Many of the stories that Wapshott tells are fascinating, but he does not understand economics well enough to explain Friedman’s views. Wapshott seems to be an unreconstructed Keynesian and so explaining Samuelson’s views comes relatively easily to him. But he never shows a solid grasp of Friedman’s monetarism and so, in explicating Friedman’s thinking, tries to do the analysis within a Keynesian framework. My criticism is not that Wapshott doesn’t agree with monetarism, although he doesn’t appear to; it’s that he doesn’t seem to understand this school of thought.

One of Friedman’s biggest contributions to economics was his 1963 book with Anna J. Schwartz, A Monetary History of the United States, 1867–1960. In it, they showed that one of the important contributors to the Great Depression was the 30% reduction in the money supply that the Federal Reserve allowed to occur between 1929 and 1933. Yet, here’s how Wapshott explains their finding: “Had the Federal Reserve eased interest rates earlier, many of the businesses which had gone bust could have borrowed to remain open.” But Friedman and Schwartz said little about interest rates; their focus was on the money supply. Indeed, interest rates during the Great Depression were quite low and Federal Reserve officials mistakenly saw them as an indicator of a loose monetary policy.

My intrepid Mercatus Center colleague Veronique de Rugy reports that most Americans aren’t buying Biden’s agenda. A slice:

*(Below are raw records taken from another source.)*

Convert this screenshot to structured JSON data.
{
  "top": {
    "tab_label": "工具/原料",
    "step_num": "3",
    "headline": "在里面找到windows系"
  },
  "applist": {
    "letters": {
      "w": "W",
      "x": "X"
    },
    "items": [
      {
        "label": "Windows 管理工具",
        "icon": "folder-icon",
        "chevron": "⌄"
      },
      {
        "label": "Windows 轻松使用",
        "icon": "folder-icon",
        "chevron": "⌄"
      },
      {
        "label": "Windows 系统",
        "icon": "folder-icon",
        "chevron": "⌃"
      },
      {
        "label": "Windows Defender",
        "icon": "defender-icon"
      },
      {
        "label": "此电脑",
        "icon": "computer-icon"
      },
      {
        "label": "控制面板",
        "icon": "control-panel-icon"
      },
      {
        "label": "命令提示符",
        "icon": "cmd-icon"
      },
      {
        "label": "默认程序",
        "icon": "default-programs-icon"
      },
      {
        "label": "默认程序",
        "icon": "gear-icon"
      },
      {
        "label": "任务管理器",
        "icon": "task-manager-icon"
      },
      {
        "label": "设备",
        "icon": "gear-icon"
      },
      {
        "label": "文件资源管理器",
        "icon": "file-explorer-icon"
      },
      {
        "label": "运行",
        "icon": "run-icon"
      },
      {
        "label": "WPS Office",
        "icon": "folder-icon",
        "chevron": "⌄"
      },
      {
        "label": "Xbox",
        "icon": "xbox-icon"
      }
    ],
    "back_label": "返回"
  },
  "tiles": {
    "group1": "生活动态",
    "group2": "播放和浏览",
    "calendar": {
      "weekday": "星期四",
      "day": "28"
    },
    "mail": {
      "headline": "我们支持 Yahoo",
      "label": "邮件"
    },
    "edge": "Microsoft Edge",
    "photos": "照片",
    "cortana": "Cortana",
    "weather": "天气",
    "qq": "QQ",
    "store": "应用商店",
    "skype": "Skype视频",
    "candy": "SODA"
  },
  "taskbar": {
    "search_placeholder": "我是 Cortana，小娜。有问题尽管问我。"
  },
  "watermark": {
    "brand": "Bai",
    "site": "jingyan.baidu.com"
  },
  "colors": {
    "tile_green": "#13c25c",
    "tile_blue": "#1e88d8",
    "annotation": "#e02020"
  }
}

This anxiety is bound to continue. The administration prefers blaming the surge in prices on corporations, especially in the oil industry, rather than on its own policies—like the unnecessarily extravagant $2 trillion COVID-19 relief bill that passed in January 2021 and flooded the economy with fresh cash. More spending and taxes will inevitably follow such a large government expansion, and like most other Americans, 88 percent of Biden voters think these are both important issues.

During a recent address to the country, Biden noted that there is no federal solution to this pandemic, yet he declared his administration’s commitment to a legally dubious vaccine mandate for private employers. This could be explained by the fact that while Americans are equally divided on requirements by private employers to ask for proof of vaccination, 83 percent of his voters approve.

Joel Kotkin asks: “Is this the end of progressive America?” A slice:

Likewise, only one in three Americans have confidence in their public schools, where the education establishment’s goal seems to be to obliterate merit. In my adopted home state of California, this “post-colonial” approach includes deemphasising the importance of tests, excusing bad behaviour, and imposing ideology on often ill-educated students. The San Diego Unified School District, meanwhile, is busily getting rid of mandates for such things as knowing course material, taking tests, handing in work on time, or even showing up; all these, the district insists, are inherently “racist”. This in a state that ranked 49th in the performance of poor, largely minority students. (Still, the situation could be worse: neighbouring Oregon no longer requires any demonstrable proof of competence to graduate.)

What passes for serious economic analysis by political ‘leaders’ would solidly fail any ECON 101 student; too much of such ‘analysis’ is the economic equivalent of an adult explaining the unexpected opening of a door by confidently asserting that the deed was done by a ghost. Here’s more from the Editorial Board of the Wall Street Journal. A slice:

Inflation keeps rising, and maybe the place where Americans have noticed it most is the grocery store. Prices have climbed 16% at the meat counter in the last year, and so President Biden is rounding up the usual scapegoats: Big meat producers.

“While their profits go up, the prices you see at the grocery stores go up commensurate and the prices farmers receive for the products they are bringing to market go down,” Mr. Biden said Monday. “This reflects the market being distorted by a lack of competition,” adding that “capitalism without competition isn’t capitalism; it’s exploitation.”

Thanks for the lecture, but back to Econ 101, Mr. President. Meat prices fell in the five years before the pandemic, and markets didn’t suddenly become less competitive. Like so much else in the Biden era, meat prices have soared amid surging demand, rising production costs and constrained supply.